In situ measures of foraging success and prey encounter reveal marine habitat-dependent search strategies
Thums, M and Bradshaw, CJA and Hindell, MA, In situ measures of foraging success and prey encounter reveal marine habitat-dependent search strategies, Ecology, 92, (6) pp. 1258-1270. ISSN 0012-9658 (2011) [Refereed Article]
Predators are thought to reduce travel speed and increase turning rate in areas
where resources are relatively more abundant, a behavior termed "area-restricted search."
However, evidence for this is rare, and few empirical data exist for large predators. Animals
exhibiting foraging site fidelity could also be spatially aware of suitable feeding areas based on
prior experience; changes in movement patterns might therefore arise from the anticipation of
higher prey density. We tested the hypothesis that regions of area-restricted search were
associated with a higher number of daily speed spikes (a proxy for potential prey encounter
rate) and foraging success in southern elephant seals (Mirounga leonina), a species exhibiting
both area-restricted searches and high interannual foraging site fidelity. We used onshore
morphological measurements and diving data from archival tags deployed during winter
foraging trips. Foraging success was inferred from in situ changes in relative lipid content
derived from measured changes in buoyancy, and first-passage time analysis was used to
identify area-restricted search behavior. Seals exhibited relatively direct southerly movement
on average, with intensive search behavior predominantly located at the distal end of tracks.
The probability of being in search mode was positively related to changes in relative lipid
content; thus, intensively searched areas were associated with the highest foraging success.
However, there was high foraging success during the outward transit even though seals moved
through quickly without slowing down and increasing turning rate to exploit these areas. In
addition, the probability of being in search mode was negatively related to the number of daily
speed spikes. These results suggest that movement patterns represent a response to prior
expectation of the location of predictable and profitable resources. Shelf habitat was 49 times
more profitable than the other habitats, emphasizing the importance of the East Antarctic
shelf for this and other predators in the region. We have provided rare empirical data with
which to investigate the relationship between predator foraging strategy and prey encounter/

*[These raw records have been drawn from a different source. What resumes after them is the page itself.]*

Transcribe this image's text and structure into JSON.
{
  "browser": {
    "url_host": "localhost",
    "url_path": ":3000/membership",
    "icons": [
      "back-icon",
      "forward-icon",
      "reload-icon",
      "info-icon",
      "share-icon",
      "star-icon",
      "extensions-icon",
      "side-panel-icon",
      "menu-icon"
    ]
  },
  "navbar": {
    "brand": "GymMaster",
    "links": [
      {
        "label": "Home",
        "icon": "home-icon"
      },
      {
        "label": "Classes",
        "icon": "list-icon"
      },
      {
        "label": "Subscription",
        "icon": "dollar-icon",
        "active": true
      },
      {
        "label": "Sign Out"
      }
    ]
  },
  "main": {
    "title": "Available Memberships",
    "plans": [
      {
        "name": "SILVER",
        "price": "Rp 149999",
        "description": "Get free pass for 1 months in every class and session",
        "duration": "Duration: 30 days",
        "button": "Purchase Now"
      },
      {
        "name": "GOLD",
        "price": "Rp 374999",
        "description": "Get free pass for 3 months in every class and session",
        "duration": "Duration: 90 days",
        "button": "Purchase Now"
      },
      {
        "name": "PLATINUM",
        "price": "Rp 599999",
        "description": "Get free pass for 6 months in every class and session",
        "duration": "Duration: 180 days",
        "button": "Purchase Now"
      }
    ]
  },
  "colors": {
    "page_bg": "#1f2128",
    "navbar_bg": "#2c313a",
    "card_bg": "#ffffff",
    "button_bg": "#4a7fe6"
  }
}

foraging success, underlining the importance of inferring the timing and spatial arrangement
of successful food acquisition for interpreting foraging strategies correctly.
area-restricted search, first-passage time, foraging success, Macquarie Island, Australia, Mirounga leonina, movement patterns, predictability, profitability, southern elephant seal